___ ENTRIES SUPPLIED ___

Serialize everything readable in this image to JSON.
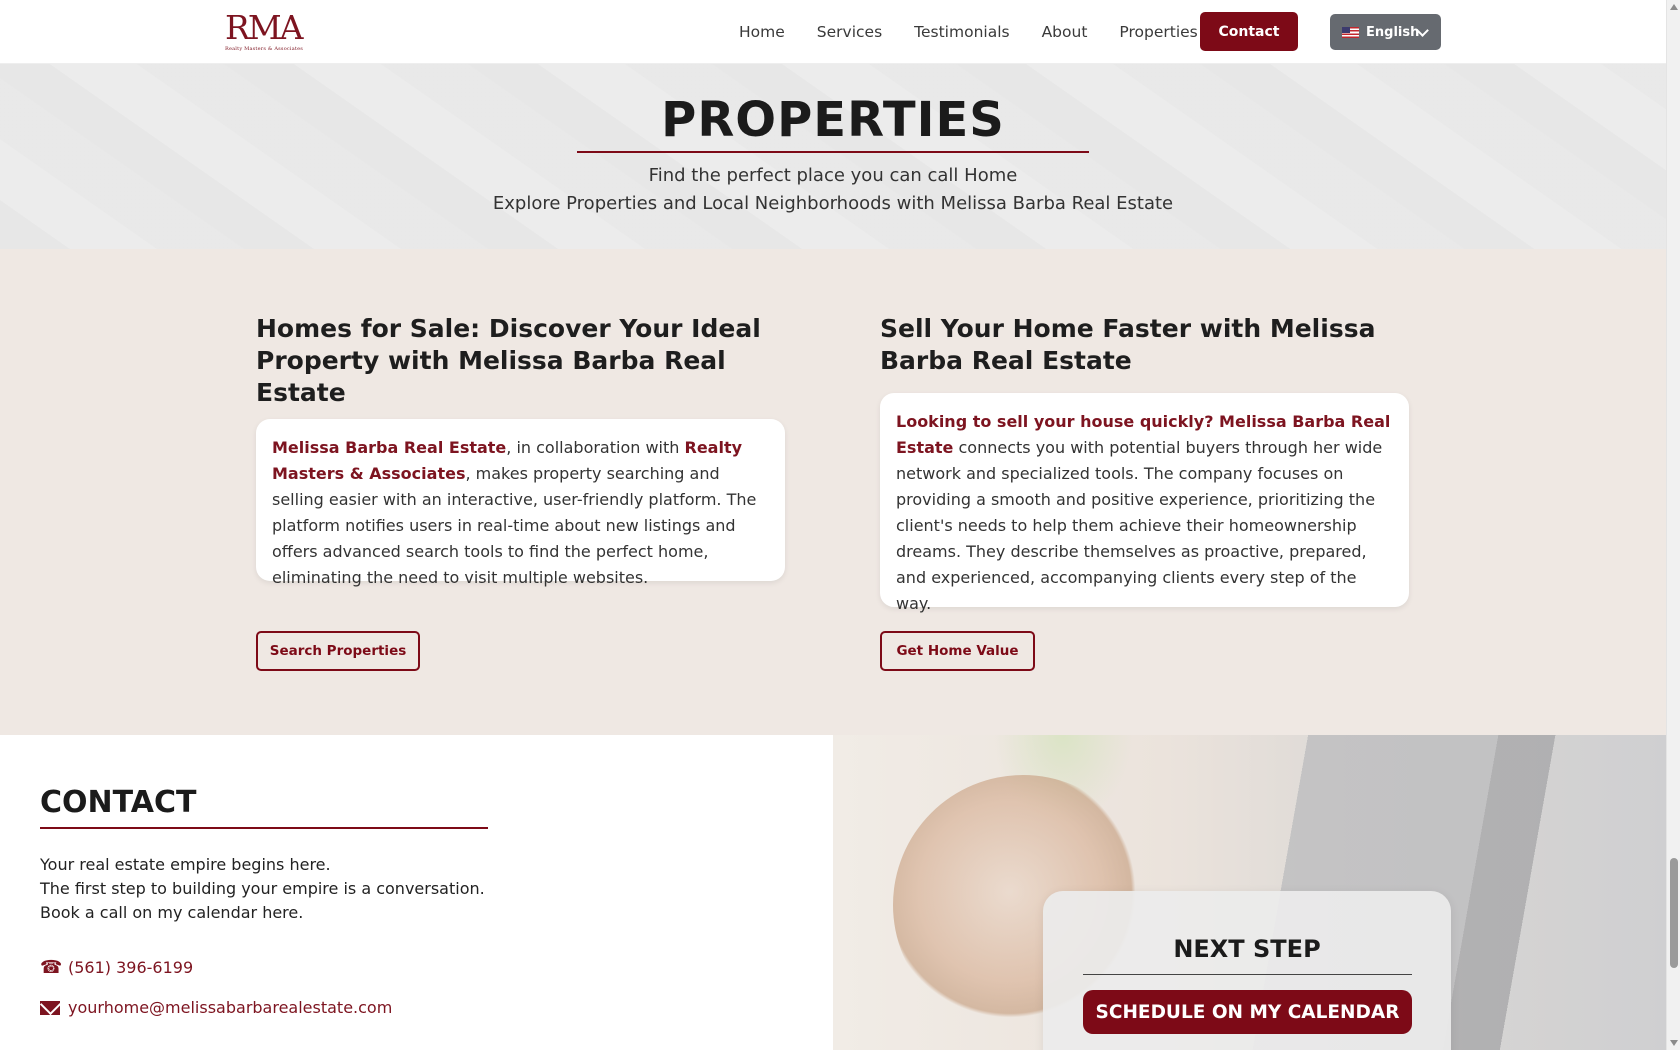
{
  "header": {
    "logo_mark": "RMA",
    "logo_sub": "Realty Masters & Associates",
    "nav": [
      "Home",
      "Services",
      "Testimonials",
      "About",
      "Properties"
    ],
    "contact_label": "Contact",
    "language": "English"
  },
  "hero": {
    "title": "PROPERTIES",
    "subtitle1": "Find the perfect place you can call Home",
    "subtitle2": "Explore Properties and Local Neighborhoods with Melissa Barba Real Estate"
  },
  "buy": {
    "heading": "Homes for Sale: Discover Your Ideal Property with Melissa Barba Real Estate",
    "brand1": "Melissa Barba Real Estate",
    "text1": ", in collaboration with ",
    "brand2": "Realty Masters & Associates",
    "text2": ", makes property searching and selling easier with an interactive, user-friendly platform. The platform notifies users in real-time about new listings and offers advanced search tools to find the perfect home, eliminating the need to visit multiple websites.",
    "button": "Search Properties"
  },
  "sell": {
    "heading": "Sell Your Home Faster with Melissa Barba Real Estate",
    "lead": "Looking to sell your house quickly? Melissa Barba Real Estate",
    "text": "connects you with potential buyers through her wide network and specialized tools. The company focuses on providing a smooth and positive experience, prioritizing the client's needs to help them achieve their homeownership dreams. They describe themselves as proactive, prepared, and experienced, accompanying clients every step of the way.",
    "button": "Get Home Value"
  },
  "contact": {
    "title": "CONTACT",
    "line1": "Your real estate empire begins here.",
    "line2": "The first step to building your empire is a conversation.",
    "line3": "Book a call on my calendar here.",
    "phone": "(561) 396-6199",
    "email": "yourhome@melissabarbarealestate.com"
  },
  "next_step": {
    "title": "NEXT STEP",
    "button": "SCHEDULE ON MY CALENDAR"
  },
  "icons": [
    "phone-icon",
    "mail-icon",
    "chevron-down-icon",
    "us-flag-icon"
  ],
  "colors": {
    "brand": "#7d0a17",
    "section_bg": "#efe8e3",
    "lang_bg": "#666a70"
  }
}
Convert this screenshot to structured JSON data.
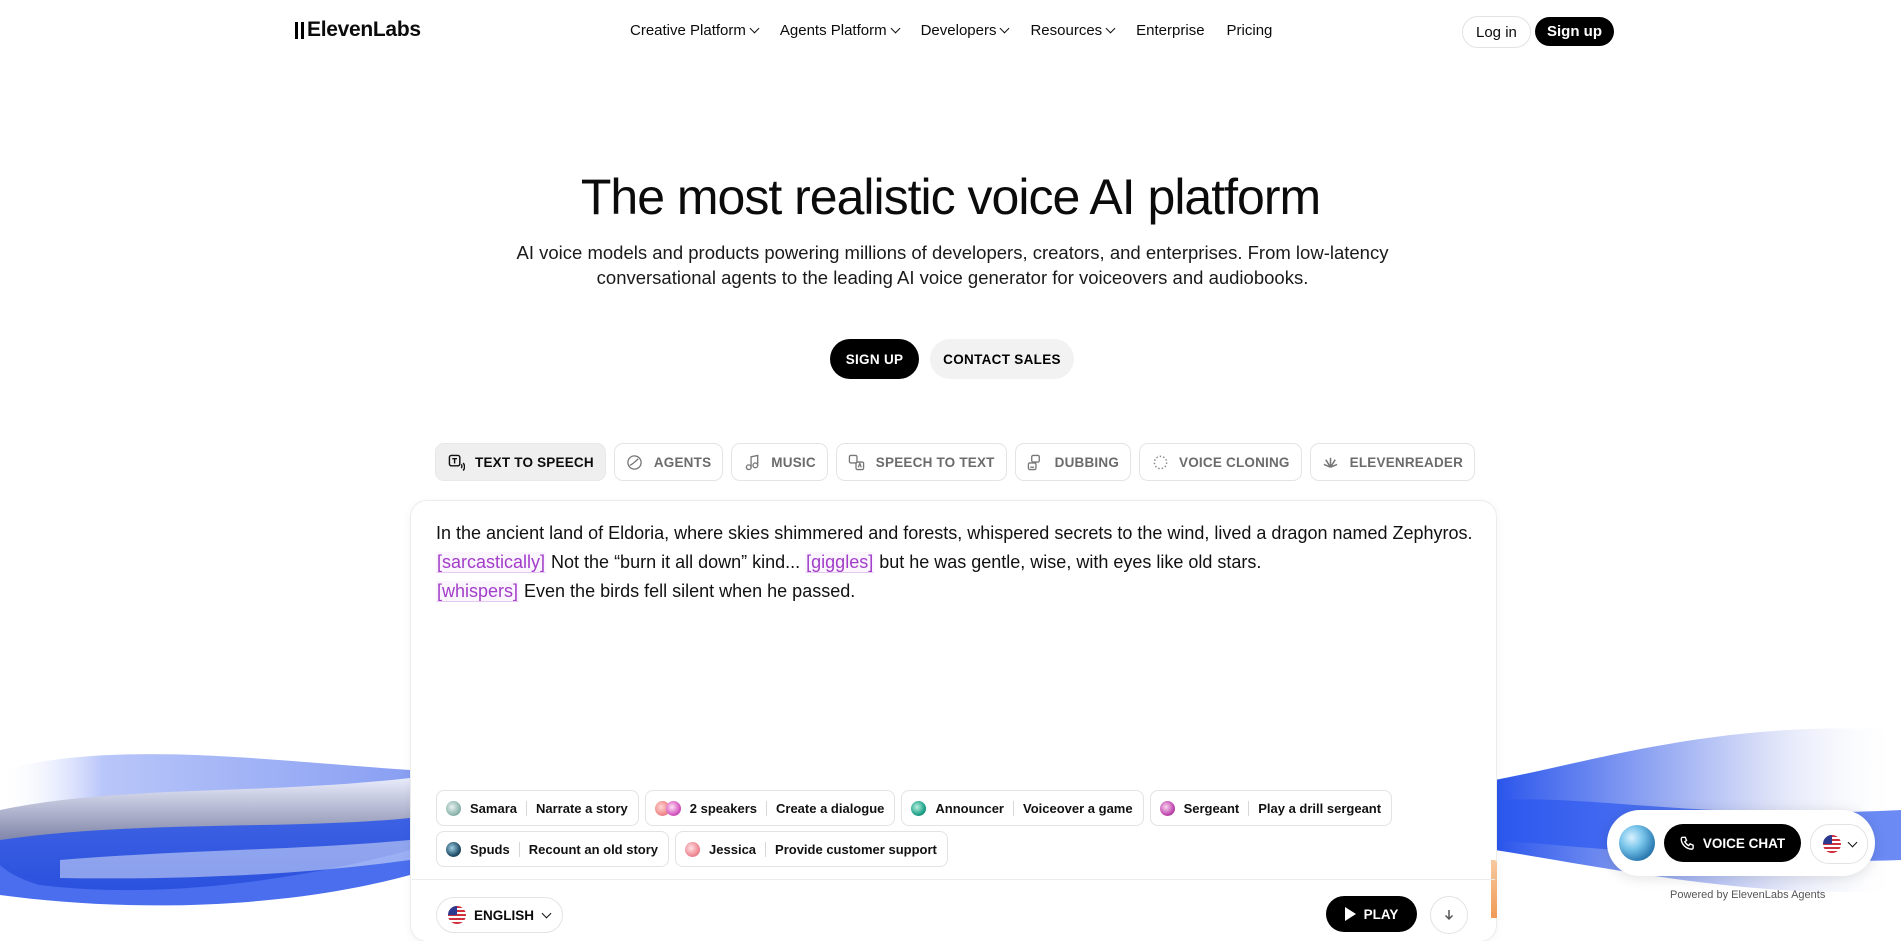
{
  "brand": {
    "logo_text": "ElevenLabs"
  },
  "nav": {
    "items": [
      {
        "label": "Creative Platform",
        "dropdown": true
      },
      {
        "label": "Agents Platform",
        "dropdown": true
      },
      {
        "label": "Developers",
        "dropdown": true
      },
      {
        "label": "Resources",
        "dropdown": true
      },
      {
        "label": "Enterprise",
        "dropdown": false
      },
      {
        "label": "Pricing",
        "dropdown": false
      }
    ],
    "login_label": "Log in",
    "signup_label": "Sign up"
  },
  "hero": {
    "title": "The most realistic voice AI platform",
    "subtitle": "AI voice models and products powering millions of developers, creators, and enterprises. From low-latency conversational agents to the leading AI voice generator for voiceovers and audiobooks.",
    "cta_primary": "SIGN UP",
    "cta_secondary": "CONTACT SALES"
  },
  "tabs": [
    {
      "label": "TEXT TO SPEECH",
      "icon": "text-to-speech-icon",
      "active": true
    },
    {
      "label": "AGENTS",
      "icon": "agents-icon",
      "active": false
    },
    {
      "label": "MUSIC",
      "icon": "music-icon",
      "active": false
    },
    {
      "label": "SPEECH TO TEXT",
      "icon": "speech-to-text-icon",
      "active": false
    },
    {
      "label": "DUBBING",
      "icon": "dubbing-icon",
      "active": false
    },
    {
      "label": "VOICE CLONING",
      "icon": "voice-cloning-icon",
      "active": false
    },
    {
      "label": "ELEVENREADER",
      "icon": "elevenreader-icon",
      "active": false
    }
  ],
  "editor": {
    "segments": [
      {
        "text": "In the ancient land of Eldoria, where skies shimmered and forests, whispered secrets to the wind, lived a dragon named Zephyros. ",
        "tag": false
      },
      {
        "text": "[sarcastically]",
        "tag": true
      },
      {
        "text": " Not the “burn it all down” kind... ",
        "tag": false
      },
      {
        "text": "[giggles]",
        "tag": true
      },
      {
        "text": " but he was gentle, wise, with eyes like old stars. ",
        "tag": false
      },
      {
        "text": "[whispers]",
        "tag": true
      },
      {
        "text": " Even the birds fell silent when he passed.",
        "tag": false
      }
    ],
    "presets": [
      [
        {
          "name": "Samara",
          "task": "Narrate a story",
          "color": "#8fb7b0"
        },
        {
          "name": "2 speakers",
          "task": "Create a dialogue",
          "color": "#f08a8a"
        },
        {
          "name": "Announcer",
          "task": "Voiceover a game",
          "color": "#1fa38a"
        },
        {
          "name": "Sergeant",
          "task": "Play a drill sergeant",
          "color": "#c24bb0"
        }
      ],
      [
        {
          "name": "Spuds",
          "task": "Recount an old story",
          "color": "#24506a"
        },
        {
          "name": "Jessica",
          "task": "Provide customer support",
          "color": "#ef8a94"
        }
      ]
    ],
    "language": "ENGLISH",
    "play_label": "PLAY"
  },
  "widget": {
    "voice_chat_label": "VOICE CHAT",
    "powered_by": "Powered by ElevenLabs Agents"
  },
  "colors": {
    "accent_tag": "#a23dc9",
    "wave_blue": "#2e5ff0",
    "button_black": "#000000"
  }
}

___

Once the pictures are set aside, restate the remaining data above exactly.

__TASK OUTPUT__
Serialize everything readable in this image to JSON.
{
  "header": {
    "logo_mark": "RMA",
    "logo_sub": "Realty Masters & Associates",
    "nav": [
      "Home",
      "Services",
      "Testimonials",
      "About",
      "Properties"
    ],
    "contact_label": "Contact",
    "language": "English"
  },
  "hero": {
    "title": "PROPERTIES",
    "subtitle1": "Find the perfect place you can call Home",
    "subtitle2": "Explore Properties and Local Neighborhoods with Melissa Barba Real Estate"
  },
  "buy": {
    "heading": "Homes for Sale: Discover Your Ideal Property with Melissa Barba Real Estate",
    "brand1": "Melissa Barba Real Estate",
    "text1": ", in collaboration with ",
    "brand2": "Realty Masters & Associates",
    "text2": ", makes property searching and selling easier with an interactive, user-friendly platform. The platform notifies users in real-time about new listings and offers advanced search tools to find the perfect home, eliminating the need to visit multiple websites.",
    "button": "Search Properties"
  },
  "sell": {
    "heading": "Sell Your Home Faster with Melissa Barba Real Estate",
    "lead": "Looking to sell your house quickly? Melissa Barba Real Estate",
    "text": "connects you with potential buyers through her wide network and specialized tools. The company focuses on providing a smooth and positive experience, prioritizing the client's needs to help them achieve their homeownership dreams. They describe themselves as proactive, prepared, and experienced, accompanying clients every step of the way.",
    "button": "Get Home Value"
  },
  "contact": {
    "title": "CONTACT",
    "line1": "Your real estate empire begins here.",
    "line2": "The first step to building your empire is a conversation.",
    "line3": "Book a call on my calendar here.",
    "phone": "(561) 396-6199",
    "email": "yourhome@melissabarbarealestate.com"
  },
  "next_step": {
    "title": "NEXT STEP",
    "button": "SCHEDULE ON MY CALENDAR"
  },
  "icons": [
    "phone-icon",
    "mail-icon",
    "chevron-down-icon",
    "us-flag-icon"
  ],
  "colors": {
    "brand": "#7d0a17",
    "section_bg": "#efe8e3",
    "lang_bg": "#666a70"
  }
}
Convert this screenshot to structured JSON data.
{
  "brand": {
    "logo_text": "ElevenLabs"
  },
  "nav": {
    "items": [
      {
        "label": "Creative Platform",
        "dropdown": true
      },
      {
        "label": "Agents Platform",
        "dropdown": true
      },
      {
        "label": "Developers",
        "dropdown": true
      },
      {
        "label": "Resources",
        "dropdown": true
      },
      {
        "label": "Enterprise",
        "dropdown": false
      },
      {
        "label": "Pricing",
        "dropdown": false
      }
    ],
    "login_label": "Log in",
    "signup_label": "Sign up"
  },
  "hero": {
    "title": "The most realistic voice AI platform",
    "subtitle": "AI voice models and products powering millions of developers, creators, and enterprises. From low-latency conversational agents to the leading AI voice generator for voiceovers and audiobooks.",
    "cta_primary": "SIGN UP",
    "cta_secondary": "CONTACT SALES"
  },
  "tabs": [
    {
      "label": "TEXT TO SPEECH",
      "icon": "text-to-speech-icon",
      "active": true
    },
    {
      "label": "AGENTS",
      "icon": "agents-icon",
      "active": false
    },
    {
      "label": "MUSIC",
      "icon": "music-icon",
      "active": false
    },
    {
      "label": "SPEECH TO TEXT",
      "icon": "speech-to-text-icon",
      "active": false
    },
    {
      "label": "DUBBING",
      "icon": "dubbing-icon",
      "active": false
    },
    {
      "label": "VOICE CLONING",
      "icon": "voice-cloning-icon",
      "active": false
    },
    {
      "label": "ELEVENREADER",
      "icon": "elevenreader-icon",
      "active": false
    }
  ],
  "editor": {
    "segments": [
      {
        "text": "In the ancient land of Eldoria, where skies shimmered and forests, whispered secrets to the wind, lived a dragon named Zephyros. ",
        "tag": false
      },
      {
        "text": "[sarcastically]",
        "tag": true
      },
      {
        "text": " Not the “burn it all down” kind... ",
        "tag": false
      },
      {
        "text": "[giggles]",
        "tag": true
      },
      {
        "text": " but he was gentle, wise, with eyes like old stars. ",
        "tag": false
      },
      {
        "text": "[whispers]",
        "tag": true
      },
      {
        "text": " Even the birds fell silent when he passed.",
        "tag": false
      }
    ],
    "presets": [
      [
        {
          "name": "Samara",
          "task": "Narrate a story",
          "color": "#8fb7b0"
        },
        {
          "name": "2 speakers",
          "task": "Create a dialogue",
          "color": "#f08a8a"
        },
        {
          "name": "Announcer",
          "task": "Voiceover a game",
          "color": "#1fa38a"
        },
        {
          "name": "Sergeant",
          "task": "Play a drill sergeant",
          "color": "#c24bb0"
        }
      ],
      [
        {
          "name": "Spuds",
          "task": "Recount an old story",
          "color": "#24506a"
        },
        {
          "name": "Jessica",
          "task": "Provide customer support",
          "color": "#ef8a94"
        }
      ]
    ],
    "language": "ENGLISH",
    "play_label": "PLAY"
  },
  "widget": {
    "voice_chat_label": "VOICE CHAT",
    "powered_by": "Powered by ElevenLabs Agents"
  },
  "colors": {
    "accent_tag": "#a23dc9",
    "wave_blue": "#2e5ff0",
    "button_black": "#000000"
  }
}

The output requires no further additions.